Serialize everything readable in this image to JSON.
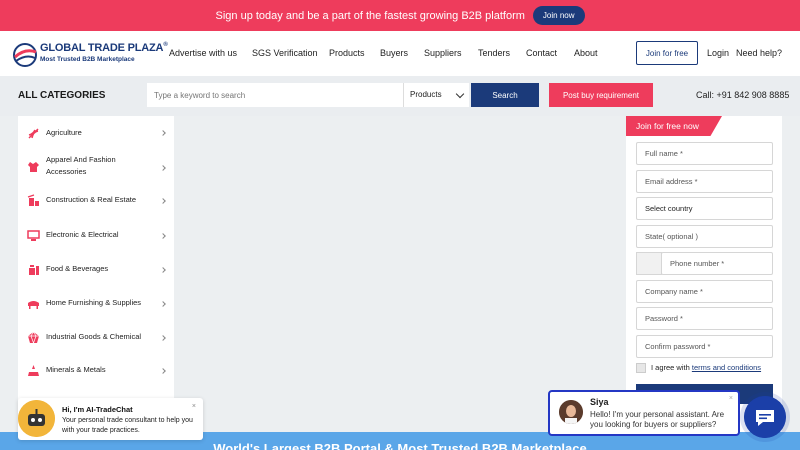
{
  "promo": {
    "text": "Sign up today and be a part of the fastest growing B2B platform",
    "cta": "Join now"
  },
  "header": {
    "logo_name": "GLOBAL TRADE PLAZA",
    "logo_reg": "®",
    "logo_tagline": "Most Trusted B2B Marketplace",
    "nav": [
      "Advertise with us",
      "SGS Verification",
      "Products",
      "Buyers",
      "Suppliers",
      "Tenders",
      "Contact",
      "About"
    ],
    "join_label": "Join for free",
    "login_label": "Login",
    "help_label": "Need help?"
  },
  "search": {
    "all_categories": "ALL CATEGORIES",
    "placeholder": "Type a keyword to search",
    "scope": "Products",
    "button": "Search",
    "post_button": "Post buy requirement",
    "call": "Call: +91 842 908 8885"
  },
  "categories": [
    {
      "label": "Agriculture",
      "icon": "agriculture-icon"
    },
    {
      "label": "Apparel And Fashion Accessories",
      "icon": "apparel-icon"
    },
    {
      "label": "Construction & Real Estate",
      "icon": "construction-icon"
    },
    {
      "label": "Electronic & Electrical",
      "icon": "electronics-icon"
    },
    {
      "label": "Food & Beverages",
      "icon": "food-icon"
    },
    {
      "label": "Home Furnishing & Supplies",
      "icon": "furnishing-icon"
    },
    {
      "label": "Industrial Goods & Chemical",
      "icon": "industrial-icon"
    },
    {
      "label": "Minerals & Metals",
      "icon": "minerals-icon"
    }
  ],
  "form": {
    "ribbon": "Join for free now",
    "full_name": "Full name *",
    "email": "Email address *",
    "country": "Select country",
    "state": "State( optional )",
    "phone": "Phone number *",
    "company": "Company name *",
    "password": "Password *",
    "confirm": "Confirm password *",
    "agree_prefix": "I agree with ",
    "agree_link": "terms and conditions"
  },
  "bottom_banner": "World's Largest B2B Portal & Most Trusted B2B Marketplace",
  "ai_chat": {
    "title": "Hi, I'm AI-TradeChat",
    "body": "Your personal trade consultant to help you with your trade practices.",
    "close": "×"
  },
  "siya": {
    "name": "Siya",
    "message": "Hello! I'm your personal assistant. Are you looking for buyers or suppliers?",
    "close": "×"
  },
  "colors": {
    "brand_blue": "#1b3a7a",
    "accent_red": "#ee3c5c",
    "banner_blue": "#5aa6e8"
  }
}
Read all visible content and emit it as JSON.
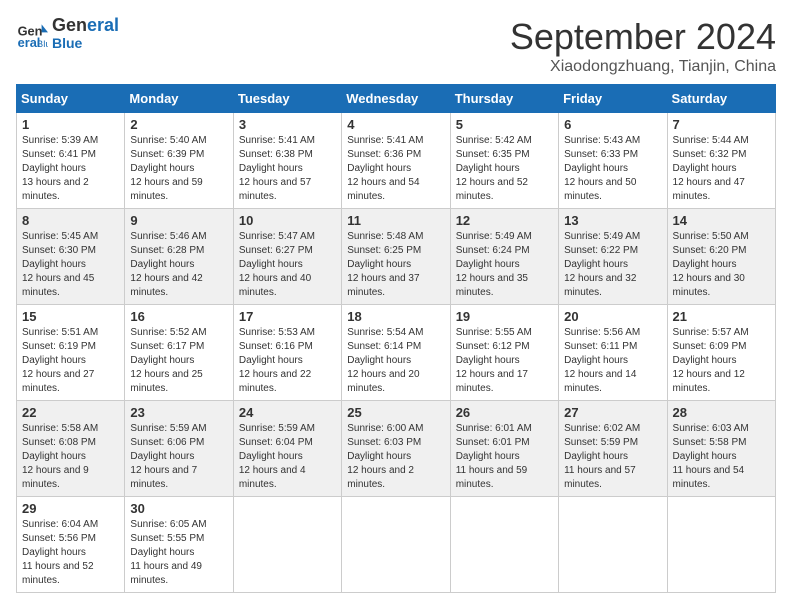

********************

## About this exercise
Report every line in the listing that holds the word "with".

## Response
      "Advertise with us",
    "agree_prefix": "I agree with ",
    "body": "Your personal trade consultant to help you with your trade practices.",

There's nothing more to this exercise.